### The data:
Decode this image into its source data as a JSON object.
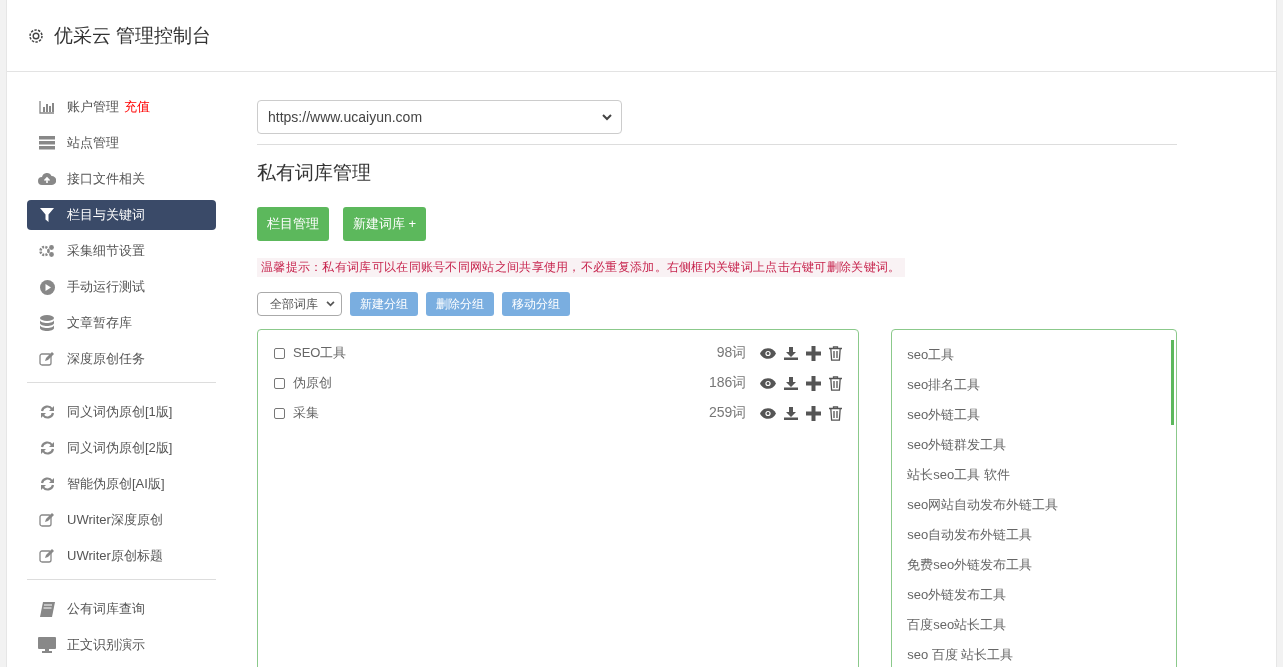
{
  "header": {
    "title": "优采云 管理控制台"
  },
  "sidebar": {
    "groups": [
      [
        {
          "kind": "chart",
          "label": "账户管理",
          "badge": "充值",
          "selected": false
        },
        {
          "kind": "server",
          "label": "站点管理",
          "selected": false
        },
        {
          "kind": "upload",
          "label": "接口文件相关",
          "selected": false
        },
        {
          "kind": "filter",
          "label": "栏目与关键词",
          "selected": true
        },
        {
          "kind": "gears",
          "label": "采集细节设置",
          "selected": false
        },
        {
          "kind": "play",
          "label": "手动运行测试",
          "selected": false
        },
        {
          "kind": "database",
          "label": "文章暂存库",
          "selected": false
        },
        {
          "kind": "edit",
          "label": "深度原创任务",
          "selected": false
        }
      ],
      [
        {
          "kind": "refresh",
          "label": "同义词伪原创[1版]",
          "selected": false
        },
        {
          "kind": "refresh",
          "label": "同义词伪原创[2版]",
          "selected": false
        },
        {
          "kind": "refresh",
          "label": "智能伪原创[AI版]",
          "selected": false
        },
        {
          "kind": "edit",
          "label": "UWriter深度原创",
          "selected": false
        },
        {
          "kind": "edit",
          "label": "UWriter原创标题",
          "selected": false
        }
      ],
      [
        {
          "kind": "book",
          "label": "公有词库查询",
          "selected": false
        },
        {
          "kind": "monitor",
          "label": "正文识别演示",
          "selected": false
        }
      ]
    ]
  },
  "site_select": {
    "value": "https://www.ucaiyun.com"
  },
  "section_title": "私有词库管理",
  "actions": [
    "栏目管理",
    "新建词库 +"
  ],
  "tip": "温馨提示：私有词库可以在同账号不同网站之间共享使用，不必重复添加。右侧框内关键词上点击右键可删除关键词。",
  "library_filter": {
    "value": "全部词库"
  },
  "group_buttons": [
    "新建分组",
    "删除分组",
    "移动分组"
  ],
  "libraries": [
    {
      "label": "SEO工具",
      "count": "98词",
      "checked": false
    },
    {
      "label": "伪原创",
      "count": "186词",
      "checked": false
    },
    {
      "label": "采集",
      "count": "259词",
      "checked": false
    }
  ],
  "keywords": [
    "seo工具",
    "seo排名工具",
    "seo外链工具",
    "seo外链群发工具",
    "站长seo工具 软件",
    "seo网站自动发布外链工具",
    "seo自动发布外链工具",
    "免费seo外链发布工具",
    "seo外链发布工具",
    "百度seo站长工具",
    "seo 百度 站长工具"
  ]
}
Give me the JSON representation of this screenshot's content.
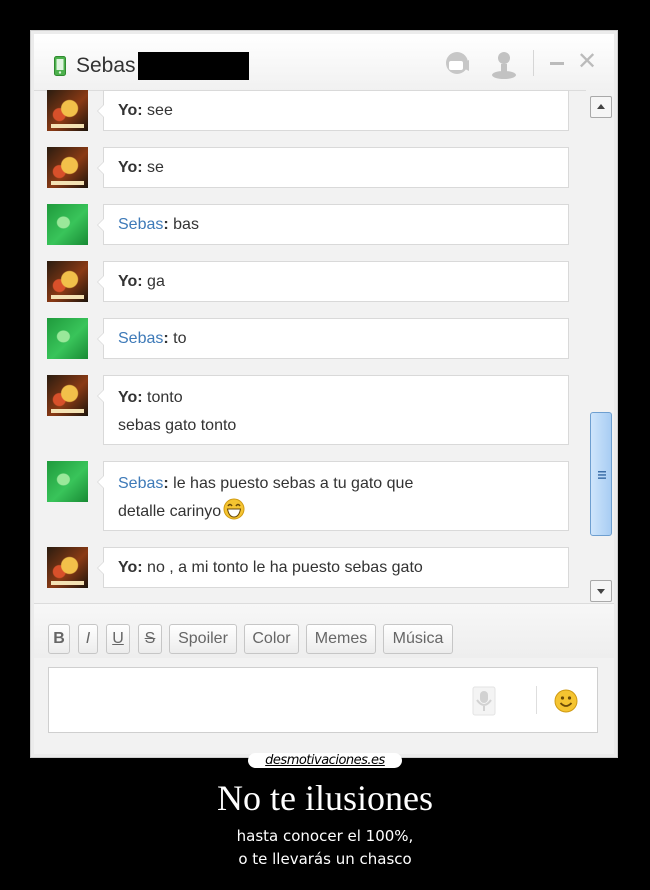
{
  "window": {
    "contact_name": "Sebas"
  },
  "messages": [
    {
      "author": "yo",
      "sender": "Yo",
      "lines": [
        "see"
      ],
      "emoticon": false
    },
    {
      "author": "yo",
      "sender": "Yo",
      "lines": [
        "se"
      ],
      "emoticon": false
    },
    {
      "author": "sebas",
      "sender": "Sebas",
      "lines": [
        "bas"
      ],
      "emoticon": false
    },
    {
      "author": "yo",
      "sender": "Yo",
      "lines": [
        "ga"
      ],
      "emoticon": false
    },
    {
      "author": "sebas",
      "sender": "Sebas",
      "lines": [
        "to"
      ],
      "emoticon": false
    },
    {
      "author": "yo",
      "sender": "Yo",
      "lines": [
        "tonto",
        "sebas gato tonto"
      ],
      "emoticon": false
    },
    {
      "author": "sebas",
      "sender": "Sebas",
      "lines": [
        "le has puesto sebas a tu gato que",
        "detalle carinyo"
      ],
      "emoticon": true
    },
    {
      "author": "yo",
      "sender": "Yo",
      "lines": [
        "no , a mi tonto le ha puesto sebas gato"
      ],
      "emoticon": false
    },
    {
      "author": "yo",
      "sender": "",
      "lines": [
        ""
      ],
      "emoticon": false
    }
  ],
  "toolbar": {
    "bold": "B",
    "italic": "I",
    "underline": "U",
    "strike": "S",
    "spoiler": "Spoiler",
    "color": "Color",
    "memes": "Memes",
    "music": "Música"
  },
  "composer": {
    "placeholder": ""
  },
  "poster": {
    "watermark": "desmotivaciones.es",
    "title": "No te ilusiones",
    "subtitle_line1": "hasta conocer el 100%,",
    "subtitle_line2": "o te llevarás un chasco"
  },
  "colors": {
    "sebas_name": "#3e7ab8",
    "scroll_thumb": "#a8cdf3",
    "emoticon": "#f5c431"
  }
}
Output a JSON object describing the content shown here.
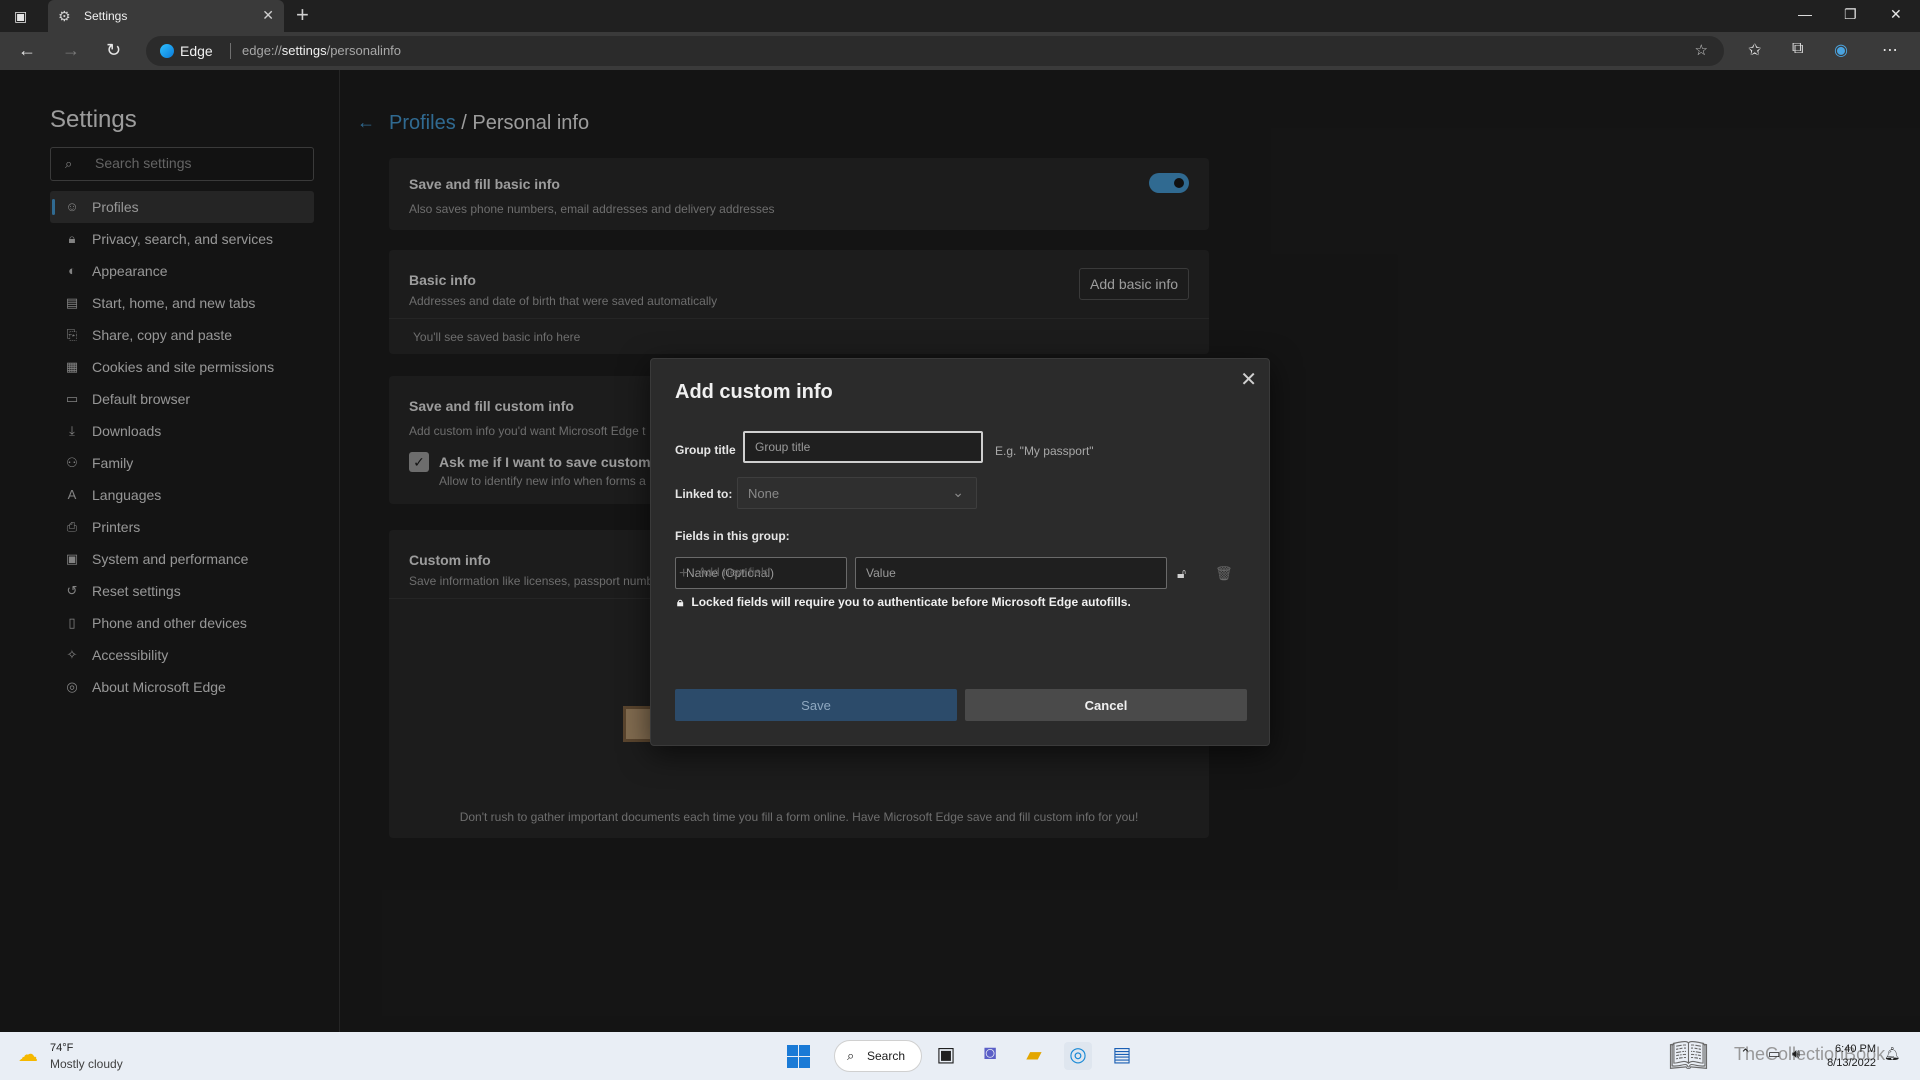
{
  "browser": {
    "tab_title": "Settings",
    "edge_label": "Edge",
    "url_prefix": "edge://",
    "url_bold": "settings",
    "url_rest": "/personalinfo"
  },
  "sidebar": {
    "title": "Settings",
    "search_placeholder": "Search settings",
    "items": [
      {
        "label": "Profiles",
        "icon": "profile-icon"
      },
      {
        "label": "Privacy, search, and services",
        "icon": "lock-icon"
      },
      {
        "label": "Appearance",
        "icon": "appearance-icon"
      },
      {
        "label": "Start, home, and new tabs",
        "icon": "home-icon"
      },
      {
        "label": "Share, copy and paste",
        "icon": "share-icon"
      },
      {
        "label": "Cookies and site permissions",
        "icon": "cookie-icon"
      },
      {
        "label": "Default browser",
        "icon": "browser-icon"
      },
      {
        "label": "Downloads",
        "icon": "download-icon"
      },
      {
        "label": "Family",
        "icon": "family-icon"
      },
      {
        "label": "Languages",
        "icon": "language-icon"
      },
      {
        "label": "Printers",
        "icon": "printer-icon"
      },
      {
        "label": "System and performance",
        "icon": "system-icon"
      },
      {
        "label": "Reset settings",
        "icon": "reset-icon"
      },
      {
        "label": "Phone and other devices",
        "icon": "phone-icon"
      },
      {
        "label": "Accessibility",
        "icon": "accessibility-icon"
      },
      {
        "label": "About Microsoft Edge",
        "icon": "edge-icon"
      }
    ]
  },
  "page": {
    "crumb_link": "Profiles",
    "crumb_sep": " / ",
    "crumb_current": "Personal info",
    "card1": {
      "title": "Save and fill basic info",
      "sub": "Also saves phone numbers, email addresses and delivery addresses",
      "toggle_on": true
    },
    "card2": {
      "title": "Basic info",
      "sub": "Addresses and date of birth that were saved automatically",
      "button": "Add basic info",
      "empty": "You'll see saved basic info here"
    },
    "card3": {
      "title": "Save and fill custom info",
      "sub": "Add custom info you'd want Microsoft Edge t",
      "check_title": "Ask me if I want to save custom i",
      "check_sub": "Allow to identify new info when forms a"
    },
    "card4": {
      "title": "Custom info",
      "sub": "Save information like licenses, passport numb",
      "footer": "Don't rush to gather important documents each time you fill a form online. Have Microsoft Edge save and fill custom info for you!"
    }
  },
  "dialog": {
    "title": "Add custom info",
    "group_title_label": "Group title",
    "group_title_placeholder": "Group title",
    "group_title_hint": "E.g. \"My passport\"",
    "linked_label": "Linked to:",
    "linked_value": "None",
    "fields_label": "Fields in this group:",
    "name_placeholder": "Name (Optional)",
    "value_placeholder": "Value",
    "add_field": "Add new field",
    "locked_note": "Locked fields will require you to authenticate before Microsoft Edge autofills.",
    "save": "Save",
    "cancel": "Cancel"
  },
  "taskbar": {
    "temp": "74°F",
    "condition": "Mostly cloudy",
    "search_label": "Search",
    "time": "6:40 PM",
    "date": "8/13/2022",
    "watermark": "TheCollectionBook"
  },
  "colors": {
    "accent": "#4aa3df",
    "background": "#202020",
    "card": "#2b2b2b"
  }
}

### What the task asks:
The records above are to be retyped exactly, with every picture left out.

### Output for this task:
Decode this image into its source data as a JSON object.
{
  "header": {
    "title": "优采云 管理控制台"
  },
  "sidebar": {
    "groups": [
      [
        {
          "kind": "chart",
          "label": "账户管理",
          "badge": "充值",
          "selected": false
        },
        {
          "kind": "server",
          "label": "站点管理",
          "selected": false
        },
        {
          "kind": "upload",
          "label": "接口文件相关",
          "selected": false
        },
        {
          "kind": "filter",
          "label": "栏目与关键词",
          "selected": true
        },
        {
          "kind": "gears",
          "label": "采集细节设置",
          "selected": false
        },
        {
          "kind": "play",
          "label": "手动运行测试",
          "selected": false
        },
        {
          "kind": "database",
          "label": "文章暂存库",
          "selected": false
        },
        {
          "kind": "edit",
          "label": "深度原创任务",
          "selected": false
        }
      ],
      [
        {
          "kind": "refresh",
          "label": "同义词伪原创[1版]",
          "selected": false
        },
        {
          "kind": "refresh",
          "label": "同义词伪原创[2版]",
          "selected": false
        },
        {
          "kind": "refresh",
          "label": "智能伪原创[AI版]",
          "selected": false
        },
        {
          "kind": "edit",
          "label": "UWriter深度原创",
          "selected": false
        },
        {
          "kind": "edit",
          "label": "UWriter原创标题",
          "selected": false
        }
      ],
      [
        {
          "kind": "book",
          "label": "公有词库查询",
          "selected": false
        },
        {
          "kind": "monitor",
          "label": "正文识别演示",
          "selected": false
        }
      ]
    ]
  },
  "site_select": {
    "value": "https://www.ucaiyun.com"
  },
  "section_title": "私有词库管理",
  "actions": [
    "栏目管理",
    "新建词库 +"
  ],
  "tip": "温馨提示：私有词库可以在同账号不同网站之间共享使用，不必重复添加。右侧框内关键词上点击右键可删除关键词。",
  "library_filter": {
    "value": "全部词库"
  },
  "group_buttons": [
    "新建分组",
    "删除分组",
    "移动分组"
  ],
  "libraries": [
    {
      "label": "SEO工具",
      "count": "98词",
      "checked": false
    },
    {
      "label": "伪原创",
      "count": "186词",
      "checked": false
    },
    {
      "label": "采集",
      "count": "259词",
      "checked": false
    }
  ],
  "keywords": [
    "seo工具",
    "seo排名工具",
    "seo外链工具",
    "seo外链群发工具",
    "站长seo工具 软件",
    "seo网站自动发布外链工具",
    "seo自动发布外链工具",
    "免费seo外链发布工具",
    "seo外链发布工具",
    "百度seo站长工具",
    "seo 百度 站长工具"
  ]
}
Give me the JSON representation of this screenshot's content.
{
  "window": {
    "contact_name": "Sebas"
  },
  "messages": [
    {
      "author": "yo",
      "sender": "Yo",
      "lines": [
        "see"
      ],
      "emoticon": false
    },
    {
      "author": "yo",
      "sender": "Yo",
      "lines": [
        "se"
      ],
      "emoticon": false
    },
    {
      "author": "sebas",
      "sender": "Sebas",
      "lines": [
        "bas"
      ],
      "emoticon": false
    },
    {
      "author": "yo",
      "sender": "Yo",
      "lines": [
        "ga"
      ],
      "emoticon": false
    },
    {
      "author": "sebas",
      "sender": "Sebas",
      "lines": [
        "to"
      ],
      "emoticon": false
    },
    {
      "author": "yo",
      "sender": "Yo",
      "lines": [
        "tonto",
        "sebas gato tonto"
      ],
      "emoticon": false
    },
    {
      "author": "sebas",
      "sender": "Sebas",
      "lines": [
        "le has puesto sebas a tu gato que",
        "detalle carinyo"
      ],
      "emoticon": true
    },
    {
      "author": "yo",
      "sender": "Yo",
      "lines": [
        "no , a mi tonto le ha puesto sebas gato"
      ],
      "emoticon": false
    },
    {
      "author": "yo",
      "sender": "",
      "lines": [
        ""
      ],
      "emoticon": false
    }
  ],
  "toolbar": {
    "bold": "B",
    "italic": "I",
    "underline": "U",
    "strike": "S",
    "spoiler": "Spoiler",
    "color": "Color",
    "memes": "Memes",
    "music": "Música"
  },
  "composer": {
    "placeholder": ""
  },
  "poster": {
    "watermark": "desmotivaciones.es",
    "title": "No te ilusiones",
    "subtitle_line1": "hasta conocer el 100%,",
    "subtitle_line2": "o te llevarás un chasco"
  },
  "colors": {
    "sebas_name": "#3e7ab8",
    "scroll_thumb": "#a8cdf3",
    "emoticon": "#f5c431"
  }
}
Output a JSON object describing the content shown here.
{
  "browser": {
    "tab_title": "Settings",
    "edge_label": "Edge",
    "url_prefix": "edge://",
    "url_bold": "settings",
    "url_rest": "/personalinfo"
  },
  "sidebar": {
    "title": "Settings",
    "search_placeholder": "Search settings",
    "items": [
      {
        "label": "Profiles",
        "icon": "profile-icon"
      },
      {
        "label": "Privacy, search, and services",
        "icon": "lock-icon"
      },
      {
        "label": "Appearance",
        "icon": "appearance-icon"
      },
      {
        "label": "Start, home, and new tabs",
        "icon": "home-icon"
      },
      {
        "label": "Share, copy and paste",
        "icon": "share-icon"
      },
      {
        "label": "Cookies and site permissions",
        "icon": "cookie-icon"
      },
      {
        "label": "Default browser",
        "icon": "browser-icon"
      },
      {
        "label": "Downloads",
        "icon": "download-icon"
      },
      {
        "label": "Family",
        "icon": "family-icon"
      },
      {
        "label": "Languages",
        "icon": "language-icon"
      },
      {
        "label": "Printers",
        "icon": "printer-icon"
      },
      {
        "label": "System and performance",
        "icon": "system-icon"
      },
      {
        "label": "Reset settings",
        "icon": "reset-icon"
      },
      {
        "label": "Phone and other devices",
        "icon": "phone-icon"
      },
      {
        "label": "Accessibility",
        "icon": "accessibility-icon"
      },
      {
        "label": "About Microsoft Edge",
        "icon": "edge-icon"
      }
    ]
  },
  "page": {
    "crumb_link": "Profiles",
    "crumb_sep": " / ",
    "crumb_current": "Personal info",
    "card1": {
      "title": "Save and fill basic info",
      "sub": "Also saves phone numbers, email addresses and delivery addresses",
      "toggle_on": true
    },
    "card2": {
      "title": "Basic info",
      "sub": "Addresses and date of birth that were saved automatically",
      "button": "Add basic info",
      "empty": "You'll see saved basic info here"
    },
    "card3": {
      "title": "Save and fill custom info",
      "sub": "Add custom info you'd want Microsoft Edge t",
      "check_title": "Ask me if I want to save custom i",
      "check_sub": "Allow to identify new info when forms a"
    },
    "card4": {
      "title": "Custom info",
      "sub": "Save information like licenses, passport numb",
      "footer": "Don't rush to gather important documents each time you fill a form online. Have Microsoft Edge save and fill custom info for you!"
    }
  },
  "dialog": {
    "title": "Add custom info",
    "group_title_label": "Group title",
    "group_title_placeholder": "Group title",
    "group_title_hint": "E.g. \"My passport\"",
    "linked_label": "Linked to:",
    "linked_value": "None",
    "fields_label": "Fields in this group:",
    "name_placeholder": "Name (Optional)",
    "value_placeholder": "Value",
    "add_field": "Add new field",
    "locked_note": "Locked fields will require you to authenticate before Microsoft Edge autofills.",
    "save": "Save",
    "cancel": "Cancel"
  },
  "taskbar": {
    "temp": "74°F",
    "condition": "Mostly cloudy",
    "search_label": "Search",
    "time": "6:40 PM",
    "date": "8/13/2022",
    "watermark": "TheCollectionBook"
  },
  "colors": {
    "accent": "#4aa3df",
    "background": "#202020",
    "card": "#2b2b2b"
  }
}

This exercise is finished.